Here’s my summary of the predictions presented on the conference call
Business Model Transformation: Companies will transform business models to better meet the needs of increasingly demanding customers
Variable Cost Structures: IT Organizations Will Look for Costs Structures that are more variable as they assist in making technology a focal point of business strategies.
Variable Cost Driven Supply Chains: Manufacturing companies will begin the process of fundamentally rethinking their supply chain structures, evolving from a fixed-cost-driven supply network to a variable-cost-driven value network.
Dynamic Supply Chain Optimization: Dynamic optimization dominates capability investment to support redefining of the Supply Chain.
Product Innovation Aligned with Business Strategy: Manufacturers will look to better align product lifecycle innovations with the overall business strategy.
PLM Usage Matures: Manufacturing companies will become more mature in their use of enterprise PLM applications.
Fulfillment Networks: Manufacturing companies will increasingly see factory assets as part of the larger fulfillment network.
Intelligent Factory Networks: Firms will create intelligent factory networks.

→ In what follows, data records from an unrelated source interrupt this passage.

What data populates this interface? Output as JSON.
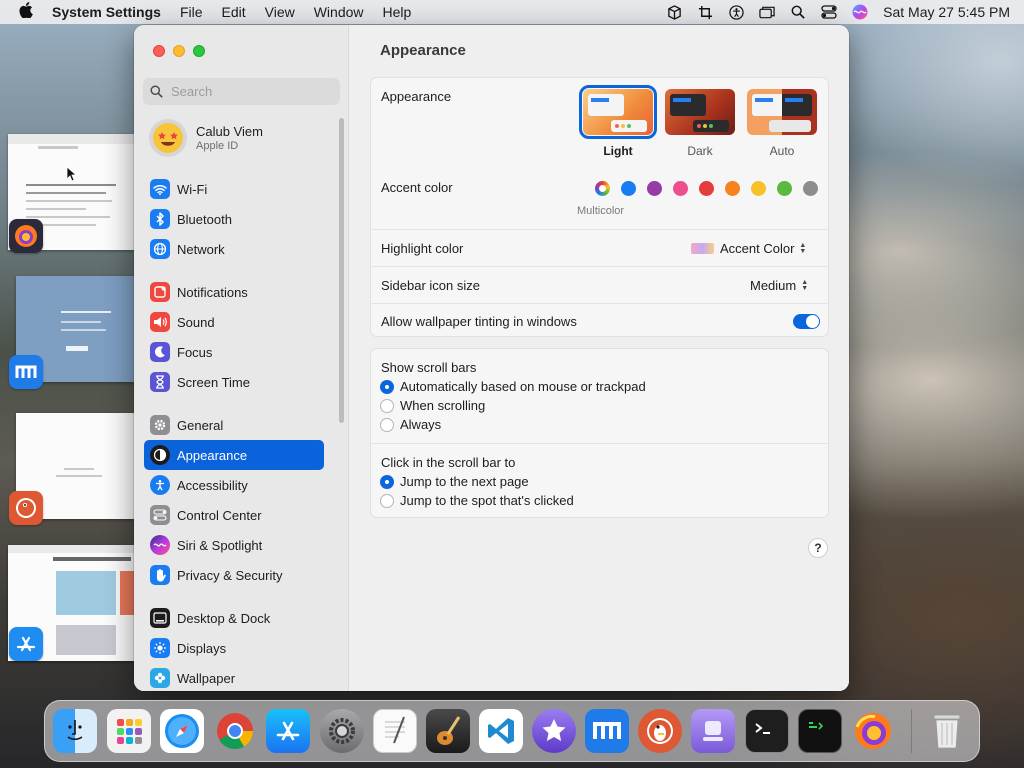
{
  "menubar": {
    "app_name": "System Settings",
    "menus": [
      "File",
      "Edit",
      "View",
      "Window",
      "Help"
    ],
    "clock": "Sat May 27  5:45 PM"
  },
  "sidebar": {
    "search_placeholder": "Search",
    "profile": {
      "name": "Calub Viem",
      "subtitle": "Apple ID"
    },
    "items": [
      {
        "label": "Wi-Fi",
        "icon": "wifi-icon",
        "color": "#1a7cf3"
      },
      {
        "label": "Bluetooth",
        "icon": "bluetooth-icon",
        "color": "#1a7cf3"
      },
      {
        "label": "Network",
        "icon": "globe-icon",
        "color": "#1a7cf3"
      },
      {
        "label": "Notifications",
        "icon": "bell-icon",
        "color": "#f0473e"
      },
      {
        "label": "Sound",
        "icon": "speaker-icon",
        "color": "#f0473e"
      },
      {
        "label": "Focus",
        "icon": "moon-icon",
        "color": "#5b55d6"
      },
      {
        "label": "Screen Time",
        "icon": "hourglass-icon",
        "color": "#5b55d6"
      },
      {
        "label": "General",
        "icon": "gear-icon",
        "color": "#8e8e93"
      },
      {
        "label": "Appearance",
        "icon": "appearance-icon",
        "color": "#1c1c1e"
      },
      {
        "label": "Accessibility",
        "icon": "accessibility-icon",
        "color": "#1a7cf3"
      },
      {
        "label": "Control Center",
        "icon": "control-center-icon",
        "color": "#8e8e93"
      },
      {
        "label": "Siri & Spotlight",
        "icon": "siri-icon",
        "color": "#9b3ce0"
      },
      {
        "label": "Privacy & Security",
        "icon": "hand-icon",
        "color": "#1a7cf3"
      },
      {
        "label": "Desktop & Dock",
        "icon": "dock-icon",
        "color": "#1c1c1e"
      },
      {
        "label": "Displays",
        "icon": "sun-icon",
        "color": "#1a7cf3"
      },
      {
        "label": "Wallpaper",
        "icon": "flower-icon",
        "color": "#2aa8e6"
      }
    ]
  },
  "content": {
    "title": "Appearance",
    "appearance": {
      "label": "Appearance",
      "options": [
        {
          "label": "Light",
          "selected": true
        },
        {
          "label": "Dark",
          "selected": false
        },
        {
          "label": "Auto",
          "selected": false
        }
      ]
    },
    "accent": {
      "label": "Accent color",
      "selected_name": "Multicolor",
      "colors": [
        "multicolor",
        "#1a7cf3",
        "#953ca6",
        "#ee4e8e",
        "#e23c3c",
        "#f5841f",
        "#f7c12a",
        "#5cb83e",
        "#8c8c8c"
      ]
    },
    "highlight": {
      "label": "Highlight color",
      "value": "Accent Color"
    },
    "sidebar_icon_size": {
      "label": "Sidebar icon size",
      "value": "Medium"
    },
    "wallpaper_tinting": {
      "label": "Allow wallpaper tinting in windows",
      "enabled": true
    },
    "scroll_bars": {
      "label": "Show scroll bars",
      "options": [
        {
          "label": "Automatically based on mouse or trackpad",
          "selected": true
        },
        {
          "label": "When scrolling",
          "selected": false
        },
        {
          "label": "Always",
          "selected": false
        }
      ]
    },
    "click_scroll": {
      "label": "Click in the scroll bar to",
      "options": [
        {
          "label": "Jump to the next page",
          "selected": true
        },
        {
          "label": "Jump to the spot that's clicked",
          "selected": false
        }
      ]
    },
    "help": "?"
  },
  "dock": {
    "apps": [
      "finder-icon",
      "launchpad-icon",
      "safari-icon",
      "chrome-icon",
      "app-store-icon",
      "system-settings-icon",
      "textedit-icon",
      "garageband-icon",
      "vscode-icon",
      "imovie-star-icon",
      "maxthon-icon",
      "duckduckgo-icon",
      "podcast-capture-icon",
      "terminal-icon",
      "script-editor-icon",
      "firefox-icon",
      "trash-icon"
    ]
  }
}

Smart Services: Smart services and the need for persistent assets create the inflection point for RFID, Sensors, and M2M.
Sustainability: Armed with metrics, manufacturers move from sustainability reporting to intelligence.
IBM’s Plant Location International services have been around for 50 years. This IBM team provides advice to companies on their location decisions, covering all sectors and types of business functions. Over the years, this team has acquired extensive expertise and knowledge on what shapes corporate investment decisions. The team also works with government agencies worldwide for economic development and investment promotion in their efforts to improve and market their locations to investors.
Highlights from the 2009 Global Location Trends report include:
The economic recession clearly affected global investment activity: a decline of 25% in jobs created through foreign investment.
Various 'hot-spots' among the emerging markets were severely affected, as companies postponed or cancelled larger, risk bearing projects.
Stable, mature markets performed relatively better than the emerging markets, still attracting the smaller, consumer oriented projects, and being a safe choice for many consolidation projects (although the majority of these also showed overall decreases).
The widening of global investment continued. Despite the overall decrease in total investment, companies extended their search for markets, talents, and cost efficiency to new corners of the world. In particular, Africa continues to increase its share of global investment.
First indications for 2009 show that the above trends continue up until recently. Q3 and Q4 however clearly show signals of increasing activity. This is unlikely to lead shortly to similar numbers of new jobs as in recent record years, but shows that companies are beginning to change their focus to growth strategies again.